It appeared as if the world had learned its lesson: Never again.

Unfortunately for those that cringe at the thought that they or their parents once owned a white suit and feathered their hair, Holy Ghost! is here to conjure up those mixed emotions once again. Proudly, only 31 short years after the Disco Demolition and in the face of Steve Dahl, New Yorkers Alex Frankel and Nick Millhiser are attempting to resurrect disco with their self-titled, debut album on DFA.

Simple disco beats, melodic and pulsing synthesizer, and fast-paced, repeated lyrics are the building materials this album is constructed with. Each track is a driving, pumping, disco-anthem that’s meant to get asses onto the dance floor. Although, at the same time, each track is a driving, pumping, disco-anthem that’s meant to get asses onto the dance floor, so…

Amidst the necessary ingredients, they sprinkle on their own flavor by infusing their tracks with spacey echo and an electro-pop that’s about as infectious as gonorrhea. Combine those mouth-watering attributes with lyrics like “Hey what’s the matter/Nothing’s the matter/That’s why I can’t leave my house” (Agoraphobia or the ramblings of a drugged out Larry Levan from beyond the grave?), and you have what is Holy Ghost!.

To be fair, Holy Ghost!’s talent is clearly present. With their ability to pound catchy beats deep into the soft tissue of your brain, they’ll be stuck with you for days after listening. But, in the end, when a talent of any kind is put into a glitter-ball lit arena, it will probably go widely unnoticed. Because, like we’ve heard before, “Dance, pop, and disco comprise the holy trinity of shit music (Isaiah 42:10).”

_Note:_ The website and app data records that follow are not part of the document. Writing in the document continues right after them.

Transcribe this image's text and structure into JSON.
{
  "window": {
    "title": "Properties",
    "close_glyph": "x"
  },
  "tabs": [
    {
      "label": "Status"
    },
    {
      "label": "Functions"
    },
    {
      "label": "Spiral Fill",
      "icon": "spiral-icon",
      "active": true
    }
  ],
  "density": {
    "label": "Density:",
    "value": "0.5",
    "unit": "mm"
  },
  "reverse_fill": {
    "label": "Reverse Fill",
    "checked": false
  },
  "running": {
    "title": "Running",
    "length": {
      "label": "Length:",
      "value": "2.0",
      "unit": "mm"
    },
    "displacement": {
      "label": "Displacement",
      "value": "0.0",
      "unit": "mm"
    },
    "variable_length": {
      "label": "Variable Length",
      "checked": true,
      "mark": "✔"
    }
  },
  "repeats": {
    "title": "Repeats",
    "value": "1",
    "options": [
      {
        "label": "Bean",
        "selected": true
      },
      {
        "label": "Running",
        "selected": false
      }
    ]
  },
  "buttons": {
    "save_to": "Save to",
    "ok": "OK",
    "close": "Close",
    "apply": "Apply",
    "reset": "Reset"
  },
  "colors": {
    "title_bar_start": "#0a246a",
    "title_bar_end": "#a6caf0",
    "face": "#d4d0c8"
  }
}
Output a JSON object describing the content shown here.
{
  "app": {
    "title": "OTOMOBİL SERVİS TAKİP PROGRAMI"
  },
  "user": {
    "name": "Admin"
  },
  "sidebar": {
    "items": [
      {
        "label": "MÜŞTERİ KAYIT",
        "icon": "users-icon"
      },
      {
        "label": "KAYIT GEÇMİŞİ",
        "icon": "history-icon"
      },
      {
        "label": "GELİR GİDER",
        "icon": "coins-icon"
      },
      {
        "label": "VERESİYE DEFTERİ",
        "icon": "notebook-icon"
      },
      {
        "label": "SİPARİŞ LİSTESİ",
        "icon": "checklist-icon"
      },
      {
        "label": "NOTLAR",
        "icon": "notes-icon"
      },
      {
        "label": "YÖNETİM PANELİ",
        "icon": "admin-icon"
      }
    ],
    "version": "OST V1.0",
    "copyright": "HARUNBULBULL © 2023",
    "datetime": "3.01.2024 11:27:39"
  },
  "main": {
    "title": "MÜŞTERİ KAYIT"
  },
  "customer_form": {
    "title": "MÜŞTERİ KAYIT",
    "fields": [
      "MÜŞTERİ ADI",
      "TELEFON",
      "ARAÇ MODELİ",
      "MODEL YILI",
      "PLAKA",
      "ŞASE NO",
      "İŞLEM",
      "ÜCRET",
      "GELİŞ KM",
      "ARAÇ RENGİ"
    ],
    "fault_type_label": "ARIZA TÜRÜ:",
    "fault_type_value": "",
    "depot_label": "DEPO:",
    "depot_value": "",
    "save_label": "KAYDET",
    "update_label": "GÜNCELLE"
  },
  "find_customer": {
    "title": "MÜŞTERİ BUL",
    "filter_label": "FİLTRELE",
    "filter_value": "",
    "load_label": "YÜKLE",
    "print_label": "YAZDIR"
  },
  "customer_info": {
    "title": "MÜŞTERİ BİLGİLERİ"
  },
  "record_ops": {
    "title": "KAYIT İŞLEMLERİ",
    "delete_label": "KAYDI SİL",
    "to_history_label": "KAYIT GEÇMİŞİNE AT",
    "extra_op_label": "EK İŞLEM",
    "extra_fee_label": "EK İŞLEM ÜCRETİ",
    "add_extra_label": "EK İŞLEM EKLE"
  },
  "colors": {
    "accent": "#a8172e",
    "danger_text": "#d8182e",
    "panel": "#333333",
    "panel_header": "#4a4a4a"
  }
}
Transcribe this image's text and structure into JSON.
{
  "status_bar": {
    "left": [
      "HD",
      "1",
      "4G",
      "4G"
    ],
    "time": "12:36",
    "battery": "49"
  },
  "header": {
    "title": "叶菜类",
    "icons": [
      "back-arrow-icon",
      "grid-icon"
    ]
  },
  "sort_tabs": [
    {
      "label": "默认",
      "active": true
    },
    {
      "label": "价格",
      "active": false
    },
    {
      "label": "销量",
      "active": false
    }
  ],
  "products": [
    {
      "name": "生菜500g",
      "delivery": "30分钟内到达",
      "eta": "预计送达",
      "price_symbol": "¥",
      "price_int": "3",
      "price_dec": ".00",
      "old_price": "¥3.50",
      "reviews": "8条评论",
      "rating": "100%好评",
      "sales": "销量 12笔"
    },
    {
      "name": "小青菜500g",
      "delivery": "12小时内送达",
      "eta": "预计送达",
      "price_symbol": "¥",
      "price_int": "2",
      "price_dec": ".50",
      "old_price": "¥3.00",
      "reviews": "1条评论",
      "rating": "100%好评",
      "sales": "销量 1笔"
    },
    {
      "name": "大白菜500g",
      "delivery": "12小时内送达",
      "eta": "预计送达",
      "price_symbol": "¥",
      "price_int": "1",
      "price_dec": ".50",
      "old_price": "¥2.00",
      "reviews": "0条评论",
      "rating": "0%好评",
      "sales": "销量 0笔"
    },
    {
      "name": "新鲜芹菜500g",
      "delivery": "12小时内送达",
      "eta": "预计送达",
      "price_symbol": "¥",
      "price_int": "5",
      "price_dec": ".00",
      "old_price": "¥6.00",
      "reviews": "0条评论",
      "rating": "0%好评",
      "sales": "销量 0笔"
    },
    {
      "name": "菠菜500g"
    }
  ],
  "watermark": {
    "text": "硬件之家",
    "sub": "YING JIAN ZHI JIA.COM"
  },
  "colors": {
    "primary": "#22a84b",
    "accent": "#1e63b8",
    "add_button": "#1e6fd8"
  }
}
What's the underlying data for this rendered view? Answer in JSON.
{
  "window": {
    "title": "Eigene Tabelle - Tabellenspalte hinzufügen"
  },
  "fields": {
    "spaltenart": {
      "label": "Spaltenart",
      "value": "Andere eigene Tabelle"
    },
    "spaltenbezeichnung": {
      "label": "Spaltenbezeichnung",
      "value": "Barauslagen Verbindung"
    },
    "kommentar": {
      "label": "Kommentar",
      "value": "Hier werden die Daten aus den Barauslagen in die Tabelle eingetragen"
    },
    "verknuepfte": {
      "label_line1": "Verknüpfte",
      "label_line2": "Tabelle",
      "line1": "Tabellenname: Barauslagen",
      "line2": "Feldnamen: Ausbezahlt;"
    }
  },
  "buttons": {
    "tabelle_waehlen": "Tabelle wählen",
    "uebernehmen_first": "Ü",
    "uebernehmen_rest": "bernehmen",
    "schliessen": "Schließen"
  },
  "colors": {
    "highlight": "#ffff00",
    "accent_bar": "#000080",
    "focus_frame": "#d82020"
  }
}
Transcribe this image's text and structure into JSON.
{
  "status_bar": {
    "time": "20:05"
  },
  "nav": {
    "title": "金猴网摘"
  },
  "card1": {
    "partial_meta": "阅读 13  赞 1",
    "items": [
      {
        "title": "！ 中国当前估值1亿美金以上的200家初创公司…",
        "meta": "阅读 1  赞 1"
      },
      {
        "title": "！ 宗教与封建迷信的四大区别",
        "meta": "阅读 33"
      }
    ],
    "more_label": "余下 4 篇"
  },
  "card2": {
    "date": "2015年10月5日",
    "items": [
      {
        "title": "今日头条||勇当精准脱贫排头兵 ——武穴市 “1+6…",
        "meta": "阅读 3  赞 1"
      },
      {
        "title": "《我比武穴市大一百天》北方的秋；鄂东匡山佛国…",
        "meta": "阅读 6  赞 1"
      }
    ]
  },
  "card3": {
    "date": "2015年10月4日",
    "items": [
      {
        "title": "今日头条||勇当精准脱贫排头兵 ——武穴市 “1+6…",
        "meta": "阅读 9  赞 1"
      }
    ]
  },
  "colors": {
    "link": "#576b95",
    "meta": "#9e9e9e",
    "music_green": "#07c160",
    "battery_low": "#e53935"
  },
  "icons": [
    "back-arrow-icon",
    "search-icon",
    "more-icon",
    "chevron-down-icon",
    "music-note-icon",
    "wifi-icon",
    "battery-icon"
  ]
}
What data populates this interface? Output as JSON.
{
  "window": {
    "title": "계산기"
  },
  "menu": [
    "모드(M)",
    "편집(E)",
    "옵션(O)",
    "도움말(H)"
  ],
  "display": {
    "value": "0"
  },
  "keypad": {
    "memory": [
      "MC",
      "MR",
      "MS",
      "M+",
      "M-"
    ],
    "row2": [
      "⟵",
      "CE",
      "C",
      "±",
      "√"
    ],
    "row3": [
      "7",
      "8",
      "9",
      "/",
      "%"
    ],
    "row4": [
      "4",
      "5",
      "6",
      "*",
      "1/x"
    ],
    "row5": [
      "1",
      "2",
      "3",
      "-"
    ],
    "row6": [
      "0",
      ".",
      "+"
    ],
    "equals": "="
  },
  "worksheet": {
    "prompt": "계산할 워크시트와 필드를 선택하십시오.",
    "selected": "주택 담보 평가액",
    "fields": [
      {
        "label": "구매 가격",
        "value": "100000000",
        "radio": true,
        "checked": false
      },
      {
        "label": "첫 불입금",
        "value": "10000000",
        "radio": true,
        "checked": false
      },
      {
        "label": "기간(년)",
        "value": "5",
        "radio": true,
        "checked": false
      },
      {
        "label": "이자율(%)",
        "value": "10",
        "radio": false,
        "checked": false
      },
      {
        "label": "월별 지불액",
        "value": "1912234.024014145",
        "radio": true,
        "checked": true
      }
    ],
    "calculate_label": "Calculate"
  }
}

Then again, if that’s what you dig, then butter up a disco biscuit before you hit the club, crank up the Holy Ghost! and let the soundtrack of Generation-X wash over you.

But, remember, we’ve all seen how this story ends.